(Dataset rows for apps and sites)
=== Begin Enclosure ===
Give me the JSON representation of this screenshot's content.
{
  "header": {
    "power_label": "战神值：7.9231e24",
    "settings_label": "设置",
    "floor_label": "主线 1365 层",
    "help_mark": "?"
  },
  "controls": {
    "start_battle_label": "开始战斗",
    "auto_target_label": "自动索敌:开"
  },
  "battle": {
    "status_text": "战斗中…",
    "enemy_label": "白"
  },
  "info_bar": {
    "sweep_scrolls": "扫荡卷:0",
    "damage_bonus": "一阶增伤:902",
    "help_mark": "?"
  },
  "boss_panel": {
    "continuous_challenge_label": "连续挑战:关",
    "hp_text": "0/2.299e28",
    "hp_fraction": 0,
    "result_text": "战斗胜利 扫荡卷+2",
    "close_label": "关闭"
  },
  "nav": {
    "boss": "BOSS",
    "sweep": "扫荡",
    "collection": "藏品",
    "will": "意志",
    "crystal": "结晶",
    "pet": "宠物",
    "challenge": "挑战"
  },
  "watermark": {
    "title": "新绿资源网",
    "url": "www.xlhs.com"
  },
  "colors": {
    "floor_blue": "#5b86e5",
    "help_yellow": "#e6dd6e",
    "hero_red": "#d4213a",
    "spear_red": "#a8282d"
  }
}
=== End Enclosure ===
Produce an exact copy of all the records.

Give me the JSON representation of this screenshot's content.
{
  "header": {
    "power_label": "战神值：7.9231e24",
    "settings_label": "设置",
    "floor_label": "主线 1365 层",
    "help_mark": "?"
  },
  "controls": {
    "start_battle_label": "开始战斗",
    "auto_target_label": "自动索敌:开"
  },
  "battle": {
    "status_text": "战斗中…",
    "enemy_label": "白"
  },
  "info_bar": {
    "sweep_scrolls": "扫荡卷:0",
    "damage_bonus": "一阶增伤:902",
    "help_mark": "?"
  },
  "boss_panel": {
    "continuous_challenge_label": "连续挑战:关",
    "hp_text": "0/2.299e28",
    "hp_fraction": 0,
    "result_text": "战斗胜利 扫荡卷+2",
    "close_label": "关闭"
  },
  "nav": {
    "boss": "BOSS",
    "sweep": "扫荡",
    "collection": "藏品",
    "will": "意志",
    "crystal": "结晶",
    "pet": "宠物",
    "challenge": "挑战"
  },
  "watermark": {
    "title": "新绿资源网",
    "url": "www.xlhs.com"
  },
  "colors": {
    "floor_blue": "#5b86e5",
    "help_yellow": "#e6dd6e",
    "hero_red": "#d4213a",
    "spear_red": "#a8282d"
  }
}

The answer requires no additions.